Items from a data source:
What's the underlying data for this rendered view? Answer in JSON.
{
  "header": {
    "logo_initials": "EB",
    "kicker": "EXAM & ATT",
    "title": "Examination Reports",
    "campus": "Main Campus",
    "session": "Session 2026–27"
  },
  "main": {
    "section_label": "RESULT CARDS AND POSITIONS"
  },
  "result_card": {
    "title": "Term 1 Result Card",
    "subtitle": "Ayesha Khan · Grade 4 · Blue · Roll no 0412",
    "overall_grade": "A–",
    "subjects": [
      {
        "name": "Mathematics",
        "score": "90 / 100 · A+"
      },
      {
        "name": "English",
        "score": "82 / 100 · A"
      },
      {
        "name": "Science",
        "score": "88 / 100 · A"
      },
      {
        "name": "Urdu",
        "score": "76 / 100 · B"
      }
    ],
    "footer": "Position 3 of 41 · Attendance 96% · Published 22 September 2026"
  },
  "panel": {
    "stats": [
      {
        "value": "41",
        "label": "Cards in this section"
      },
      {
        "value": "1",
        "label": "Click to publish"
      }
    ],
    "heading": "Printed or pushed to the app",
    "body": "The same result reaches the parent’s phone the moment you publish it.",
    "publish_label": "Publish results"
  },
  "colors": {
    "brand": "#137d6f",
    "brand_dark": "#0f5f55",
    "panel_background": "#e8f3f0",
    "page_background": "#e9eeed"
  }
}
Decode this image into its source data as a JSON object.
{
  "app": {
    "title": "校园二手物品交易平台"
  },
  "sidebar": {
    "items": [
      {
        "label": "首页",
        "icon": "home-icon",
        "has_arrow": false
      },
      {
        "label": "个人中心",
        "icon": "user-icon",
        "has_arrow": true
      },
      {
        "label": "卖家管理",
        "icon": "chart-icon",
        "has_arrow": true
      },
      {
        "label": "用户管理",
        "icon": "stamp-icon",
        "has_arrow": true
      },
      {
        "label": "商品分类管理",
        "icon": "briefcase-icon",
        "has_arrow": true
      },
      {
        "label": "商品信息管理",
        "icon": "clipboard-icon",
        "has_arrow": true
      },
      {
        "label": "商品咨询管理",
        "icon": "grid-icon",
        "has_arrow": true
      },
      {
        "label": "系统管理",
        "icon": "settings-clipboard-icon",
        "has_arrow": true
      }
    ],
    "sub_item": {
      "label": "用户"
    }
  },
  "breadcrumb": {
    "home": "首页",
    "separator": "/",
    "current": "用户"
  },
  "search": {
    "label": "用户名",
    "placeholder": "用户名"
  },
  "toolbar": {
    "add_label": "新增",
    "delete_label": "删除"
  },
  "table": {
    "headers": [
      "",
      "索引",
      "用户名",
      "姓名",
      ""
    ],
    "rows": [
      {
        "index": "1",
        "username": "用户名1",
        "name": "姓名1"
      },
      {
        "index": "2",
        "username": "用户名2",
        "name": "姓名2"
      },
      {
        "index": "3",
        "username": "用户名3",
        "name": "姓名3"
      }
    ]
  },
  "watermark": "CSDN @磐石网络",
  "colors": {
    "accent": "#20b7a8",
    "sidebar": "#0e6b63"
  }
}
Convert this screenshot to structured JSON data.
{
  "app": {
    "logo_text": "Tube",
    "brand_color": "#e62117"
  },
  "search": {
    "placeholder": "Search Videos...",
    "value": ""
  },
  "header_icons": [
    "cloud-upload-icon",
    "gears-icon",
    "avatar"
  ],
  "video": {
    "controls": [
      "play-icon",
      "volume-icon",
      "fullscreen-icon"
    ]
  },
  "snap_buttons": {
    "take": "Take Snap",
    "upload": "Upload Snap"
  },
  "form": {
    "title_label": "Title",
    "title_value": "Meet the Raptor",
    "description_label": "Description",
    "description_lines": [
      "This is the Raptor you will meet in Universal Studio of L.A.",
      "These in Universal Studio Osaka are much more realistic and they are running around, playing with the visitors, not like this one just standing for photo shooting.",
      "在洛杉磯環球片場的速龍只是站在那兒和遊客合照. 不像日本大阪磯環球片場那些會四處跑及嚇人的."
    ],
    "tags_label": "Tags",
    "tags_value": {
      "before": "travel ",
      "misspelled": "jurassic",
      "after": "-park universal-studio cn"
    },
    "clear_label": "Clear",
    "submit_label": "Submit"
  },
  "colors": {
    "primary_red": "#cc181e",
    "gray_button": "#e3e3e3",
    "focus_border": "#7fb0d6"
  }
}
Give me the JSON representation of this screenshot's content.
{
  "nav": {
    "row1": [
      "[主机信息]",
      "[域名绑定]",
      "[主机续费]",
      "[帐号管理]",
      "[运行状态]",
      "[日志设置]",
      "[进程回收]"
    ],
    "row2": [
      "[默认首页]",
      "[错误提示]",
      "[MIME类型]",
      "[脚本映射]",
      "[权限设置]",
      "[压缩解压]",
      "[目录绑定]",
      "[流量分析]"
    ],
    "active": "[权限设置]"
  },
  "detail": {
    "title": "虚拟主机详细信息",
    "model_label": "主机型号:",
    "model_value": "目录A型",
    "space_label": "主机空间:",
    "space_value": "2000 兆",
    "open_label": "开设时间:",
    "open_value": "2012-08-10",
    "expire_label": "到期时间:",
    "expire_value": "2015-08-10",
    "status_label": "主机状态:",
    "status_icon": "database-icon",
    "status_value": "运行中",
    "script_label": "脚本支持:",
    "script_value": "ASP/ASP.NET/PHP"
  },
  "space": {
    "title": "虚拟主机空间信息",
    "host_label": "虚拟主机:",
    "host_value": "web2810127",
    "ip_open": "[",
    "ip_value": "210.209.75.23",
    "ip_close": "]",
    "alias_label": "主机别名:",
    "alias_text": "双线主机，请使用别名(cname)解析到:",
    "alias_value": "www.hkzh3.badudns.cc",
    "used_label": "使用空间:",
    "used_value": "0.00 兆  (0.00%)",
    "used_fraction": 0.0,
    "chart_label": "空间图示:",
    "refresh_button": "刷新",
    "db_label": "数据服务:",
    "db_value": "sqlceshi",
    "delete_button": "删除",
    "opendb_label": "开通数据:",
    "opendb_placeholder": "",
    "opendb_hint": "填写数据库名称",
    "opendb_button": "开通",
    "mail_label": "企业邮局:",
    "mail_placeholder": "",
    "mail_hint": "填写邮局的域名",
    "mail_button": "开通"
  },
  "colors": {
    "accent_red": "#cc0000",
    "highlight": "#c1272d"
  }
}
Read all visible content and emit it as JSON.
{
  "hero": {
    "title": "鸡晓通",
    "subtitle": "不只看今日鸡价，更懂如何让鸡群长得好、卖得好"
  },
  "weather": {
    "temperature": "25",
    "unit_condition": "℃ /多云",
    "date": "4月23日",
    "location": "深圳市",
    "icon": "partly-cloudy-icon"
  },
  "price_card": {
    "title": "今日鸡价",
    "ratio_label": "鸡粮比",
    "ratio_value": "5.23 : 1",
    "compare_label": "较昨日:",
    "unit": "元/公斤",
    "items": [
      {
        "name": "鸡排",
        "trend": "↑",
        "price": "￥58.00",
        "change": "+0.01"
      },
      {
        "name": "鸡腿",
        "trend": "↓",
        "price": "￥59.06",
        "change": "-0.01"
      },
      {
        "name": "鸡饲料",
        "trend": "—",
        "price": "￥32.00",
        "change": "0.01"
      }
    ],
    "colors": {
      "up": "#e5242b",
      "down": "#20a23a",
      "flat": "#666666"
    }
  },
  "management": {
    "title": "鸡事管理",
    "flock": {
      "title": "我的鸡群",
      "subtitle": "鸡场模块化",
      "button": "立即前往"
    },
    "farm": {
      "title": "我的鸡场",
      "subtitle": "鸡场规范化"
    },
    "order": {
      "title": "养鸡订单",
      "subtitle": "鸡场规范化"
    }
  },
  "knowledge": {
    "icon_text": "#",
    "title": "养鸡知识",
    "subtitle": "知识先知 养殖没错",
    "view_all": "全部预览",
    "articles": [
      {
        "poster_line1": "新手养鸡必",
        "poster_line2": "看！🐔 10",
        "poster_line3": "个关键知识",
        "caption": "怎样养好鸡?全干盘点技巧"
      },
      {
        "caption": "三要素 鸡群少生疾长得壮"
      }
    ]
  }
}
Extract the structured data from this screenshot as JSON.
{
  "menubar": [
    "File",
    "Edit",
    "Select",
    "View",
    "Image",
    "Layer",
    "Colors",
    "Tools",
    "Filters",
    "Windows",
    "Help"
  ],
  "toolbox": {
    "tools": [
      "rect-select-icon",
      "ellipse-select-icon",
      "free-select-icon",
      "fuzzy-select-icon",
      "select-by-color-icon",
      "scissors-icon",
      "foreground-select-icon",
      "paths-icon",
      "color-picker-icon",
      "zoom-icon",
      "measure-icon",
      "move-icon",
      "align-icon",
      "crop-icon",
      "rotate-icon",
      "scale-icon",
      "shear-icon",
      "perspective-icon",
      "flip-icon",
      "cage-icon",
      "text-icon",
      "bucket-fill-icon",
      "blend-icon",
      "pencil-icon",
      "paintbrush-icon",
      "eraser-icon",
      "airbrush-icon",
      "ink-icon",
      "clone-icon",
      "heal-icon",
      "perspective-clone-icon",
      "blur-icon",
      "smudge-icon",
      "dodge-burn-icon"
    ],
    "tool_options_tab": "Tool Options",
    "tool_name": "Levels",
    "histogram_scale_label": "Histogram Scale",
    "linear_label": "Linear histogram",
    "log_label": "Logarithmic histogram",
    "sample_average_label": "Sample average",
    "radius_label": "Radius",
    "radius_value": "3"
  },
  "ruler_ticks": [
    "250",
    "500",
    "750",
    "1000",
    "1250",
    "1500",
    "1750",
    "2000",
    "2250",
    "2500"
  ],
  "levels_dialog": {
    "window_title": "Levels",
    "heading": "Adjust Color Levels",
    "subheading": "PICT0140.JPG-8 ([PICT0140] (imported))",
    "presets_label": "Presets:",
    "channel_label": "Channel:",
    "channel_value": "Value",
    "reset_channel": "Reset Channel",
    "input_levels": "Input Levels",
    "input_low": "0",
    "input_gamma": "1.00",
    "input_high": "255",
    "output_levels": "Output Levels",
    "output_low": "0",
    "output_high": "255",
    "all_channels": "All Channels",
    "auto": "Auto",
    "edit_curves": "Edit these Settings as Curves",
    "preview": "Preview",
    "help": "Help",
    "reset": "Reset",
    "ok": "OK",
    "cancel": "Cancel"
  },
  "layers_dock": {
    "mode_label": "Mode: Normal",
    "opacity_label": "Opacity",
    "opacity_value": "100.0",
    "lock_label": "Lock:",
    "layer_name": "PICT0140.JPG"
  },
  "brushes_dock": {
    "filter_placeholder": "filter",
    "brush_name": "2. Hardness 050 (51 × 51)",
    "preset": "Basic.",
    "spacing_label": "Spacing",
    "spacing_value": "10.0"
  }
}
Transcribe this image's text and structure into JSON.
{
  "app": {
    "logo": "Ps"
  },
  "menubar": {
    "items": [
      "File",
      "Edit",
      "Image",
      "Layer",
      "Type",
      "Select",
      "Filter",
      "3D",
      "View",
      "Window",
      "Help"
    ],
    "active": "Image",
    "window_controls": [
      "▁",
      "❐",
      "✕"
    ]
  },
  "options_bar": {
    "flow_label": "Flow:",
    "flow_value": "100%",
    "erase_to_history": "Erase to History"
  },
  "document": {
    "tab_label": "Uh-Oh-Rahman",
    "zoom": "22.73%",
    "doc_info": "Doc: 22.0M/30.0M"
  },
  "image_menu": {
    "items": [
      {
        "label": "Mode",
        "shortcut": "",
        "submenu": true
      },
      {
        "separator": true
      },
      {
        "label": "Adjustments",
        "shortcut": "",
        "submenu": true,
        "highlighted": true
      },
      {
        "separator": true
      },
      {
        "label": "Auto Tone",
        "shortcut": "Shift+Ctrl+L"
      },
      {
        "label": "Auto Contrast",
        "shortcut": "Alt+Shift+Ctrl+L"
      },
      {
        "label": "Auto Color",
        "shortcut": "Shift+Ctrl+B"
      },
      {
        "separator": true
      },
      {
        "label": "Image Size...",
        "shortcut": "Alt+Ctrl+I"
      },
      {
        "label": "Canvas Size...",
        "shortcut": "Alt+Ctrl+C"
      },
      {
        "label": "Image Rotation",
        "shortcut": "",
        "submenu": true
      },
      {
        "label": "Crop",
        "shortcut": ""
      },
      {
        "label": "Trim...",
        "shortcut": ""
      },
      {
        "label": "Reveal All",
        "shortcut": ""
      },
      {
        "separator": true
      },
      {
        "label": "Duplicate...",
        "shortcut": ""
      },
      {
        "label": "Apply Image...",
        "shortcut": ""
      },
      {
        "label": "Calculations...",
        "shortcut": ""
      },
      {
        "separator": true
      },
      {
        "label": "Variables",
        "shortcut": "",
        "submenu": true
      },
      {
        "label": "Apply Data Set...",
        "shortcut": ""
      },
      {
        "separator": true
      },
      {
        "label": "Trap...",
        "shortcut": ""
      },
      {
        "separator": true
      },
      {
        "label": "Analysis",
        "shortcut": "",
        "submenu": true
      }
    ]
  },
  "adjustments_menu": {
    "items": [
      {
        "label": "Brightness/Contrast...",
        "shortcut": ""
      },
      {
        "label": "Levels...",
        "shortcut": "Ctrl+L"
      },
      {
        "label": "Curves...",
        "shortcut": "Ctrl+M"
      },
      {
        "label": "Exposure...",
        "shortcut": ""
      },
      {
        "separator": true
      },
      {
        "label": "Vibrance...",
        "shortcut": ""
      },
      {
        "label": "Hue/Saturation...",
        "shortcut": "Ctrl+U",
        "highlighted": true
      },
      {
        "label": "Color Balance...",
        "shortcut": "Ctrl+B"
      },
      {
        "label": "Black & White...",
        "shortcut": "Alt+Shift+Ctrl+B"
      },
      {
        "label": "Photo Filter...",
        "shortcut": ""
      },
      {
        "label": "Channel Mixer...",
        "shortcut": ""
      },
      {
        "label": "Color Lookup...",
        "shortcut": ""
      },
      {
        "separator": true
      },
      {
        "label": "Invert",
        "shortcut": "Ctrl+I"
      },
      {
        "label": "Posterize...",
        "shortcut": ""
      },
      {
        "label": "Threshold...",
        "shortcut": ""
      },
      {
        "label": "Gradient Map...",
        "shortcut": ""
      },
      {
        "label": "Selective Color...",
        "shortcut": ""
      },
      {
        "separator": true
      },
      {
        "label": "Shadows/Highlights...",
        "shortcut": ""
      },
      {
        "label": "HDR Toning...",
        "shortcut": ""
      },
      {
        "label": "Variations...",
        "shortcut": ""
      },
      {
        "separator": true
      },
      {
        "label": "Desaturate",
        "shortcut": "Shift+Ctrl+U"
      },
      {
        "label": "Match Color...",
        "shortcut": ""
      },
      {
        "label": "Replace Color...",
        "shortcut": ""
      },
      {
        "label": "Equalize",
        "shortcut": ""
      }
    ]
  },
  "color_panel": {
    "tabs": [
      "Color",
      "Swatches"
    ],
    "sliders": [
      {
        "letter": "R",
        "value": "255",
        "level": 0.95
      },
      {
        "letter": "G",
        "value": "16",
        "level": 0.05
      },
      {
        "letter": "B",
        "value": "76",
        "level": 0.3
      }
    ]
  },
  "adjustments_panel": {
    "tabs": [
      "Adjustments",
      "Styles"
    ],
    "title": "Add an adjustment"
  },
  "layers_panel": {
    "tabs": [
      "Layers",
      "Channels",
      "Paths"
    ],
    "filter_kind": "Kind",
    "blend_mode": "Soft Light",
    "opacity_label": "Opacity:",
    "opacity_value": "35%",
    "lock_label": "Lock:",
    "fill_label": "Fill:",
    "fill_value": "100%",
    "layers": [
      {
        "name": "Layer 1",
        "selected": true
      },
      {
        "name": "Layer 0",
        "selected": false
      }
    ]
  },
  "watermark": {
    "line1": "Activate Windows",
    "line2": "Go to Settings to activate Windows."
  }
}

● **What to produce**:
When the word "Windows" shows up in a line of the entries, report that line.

● **Answer section**:
    "Windows",
    "line1": "Activate Windows",
    "line2": "Go to Settings to activate Windows."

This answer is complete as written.